They came, they saw and they didn't shy away from asking tough questions. For more than two hours, students fired a salvo of queries on everything from leadershi p renewal to whether the position of Minister Mentor will be made permanent.
At the Kent Ridge Ministerial Forum at NUS Cultural Centre, Prime Minister Lee Hsien Loong spoke to over 1,200 people, mostly undergrads, on leadership renewal, history of the PAP's ascension and its challenges.
Moderator Ng Pei Yi, 23, final year, National University of Singapore (NUS), Law:
Q: "When I took on this role as moderator, many of my fellow undergraduates expressed much scepticism in the nature of such a forum. They primarily wondered, to what extent can they really ask questions?"
PM Lee: "I think the more frankly you speak and ask, the more valuable this session will be, and the more interesting it will be. If you ask boring questions, I'm forced to give you boring answers. So please don't!"
Mr Seah Yin Hwa, 25, fourth year, NUS, Engineering:
Q: "I'm from an SMC (single-member constituency) where the majority of the people in my constituency decided to pick a "teochew nang" (Teochew person, Mr Low Thia Khiang) who doesn't wear a white uniform. When it comes to upgrading, what's being told to us is we do not have the funds to go ahead with lift upgrading and shelters for the bus stops. I look over across the road, to the Aljunied GRC and they have everything."
PM Lee: "Low Thia Khiang says he has no difficulty funding the lift upgrading programme...your question is, why is the opposition ward not treated at least as good as or maybe even better than the PAP ward?
And the answer is that there has to be a distinction because the PAP wards supported the Government and the policies which delivered these good things. All the basics apply to everybody, your roads, your trains, your houses, your schools, hospitals, your security and defence."
Mr Khoo Lih Han, 25, final year, NUS, Engineering
Q: "The PAP has recently introduced slate of new candidates. How do they remain relevant to older generations like my parents in terms of dialects, languages and ideals?"

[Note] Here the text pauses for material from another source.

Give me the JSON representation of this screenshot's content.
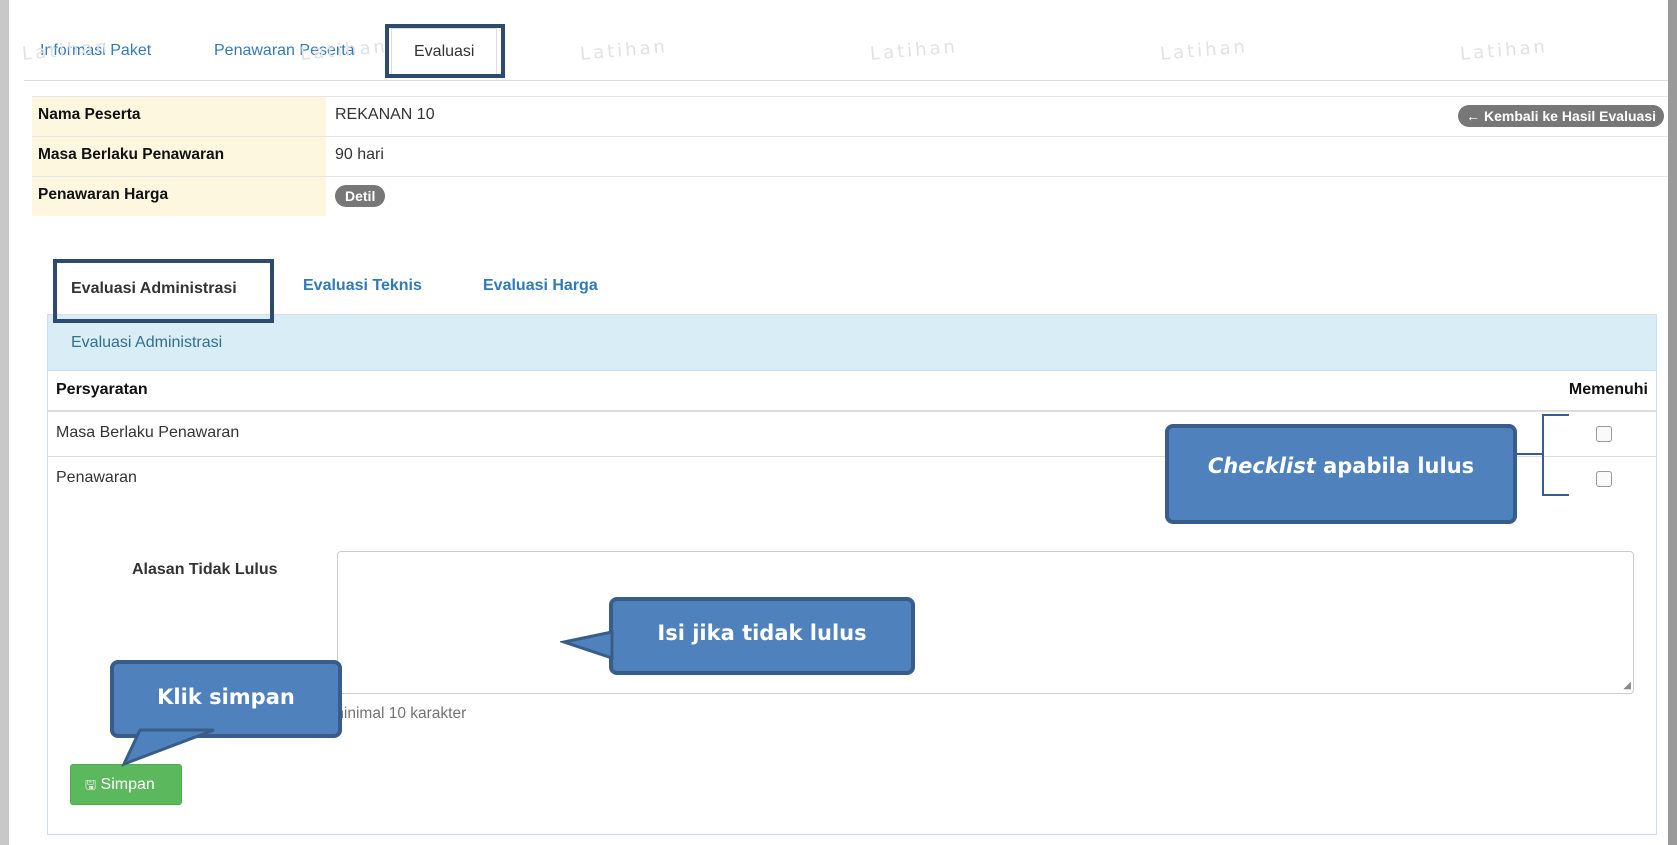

PM Lee: Our range of MPs in Parliament contains a mix. We have younger and older candidates so voters have someone to identify with. Secondly, some people are quite good with communicating with old folks...the empathy, the concern, and the human engagement, that can be done whether the MP is young or old."
Q: "I'm just asking like, if that particular young MP, I'm not sure..."
PM Lee: "You may not have anybody in mind, but I think the audience does. So, are you asking about Tin Pei Ling? As far as the web is concerned, all the flaming, that's the way the web is...people sometimes get carried away...as far as the candidate is concerned, Tin Pei Ling, we first noticed her I think it was in this hall in 2007 and we had a party convention. She was one of the speakers and she impressed the audience. She spoke sense and engaged the audience. She was bilingual. So we made some enquiries because the party is always looking for names and faces."
Mr Yernar Zharkeshov, 25, Master in Public Policy candidate, Lee Kuan Yew School of Public Policy, from Kazakhstan
Q: "How does the role of Minister Mentor contribute to political stability in Singapore. Is the position of Minister Mentor going to be institutionalised in the Singapore legal system and if yes, in the long run do you have any aspirations to become Minister Mentor?"
PM Lee: "There's only one Minister Mentor. You can give him any title you like, he is Mr Lee Kuan Yew and he is unique. And his role and his contribution is also unique. How does he contribute to stability? I think as far as running the Government is concerned, he's not running the Government. My team is running the Government. But in terms of his international stature, in terms of his network, in terms of the weight the people give to what he says, I think he's a very precious resource. But there will not be another MM and I will not be an MM."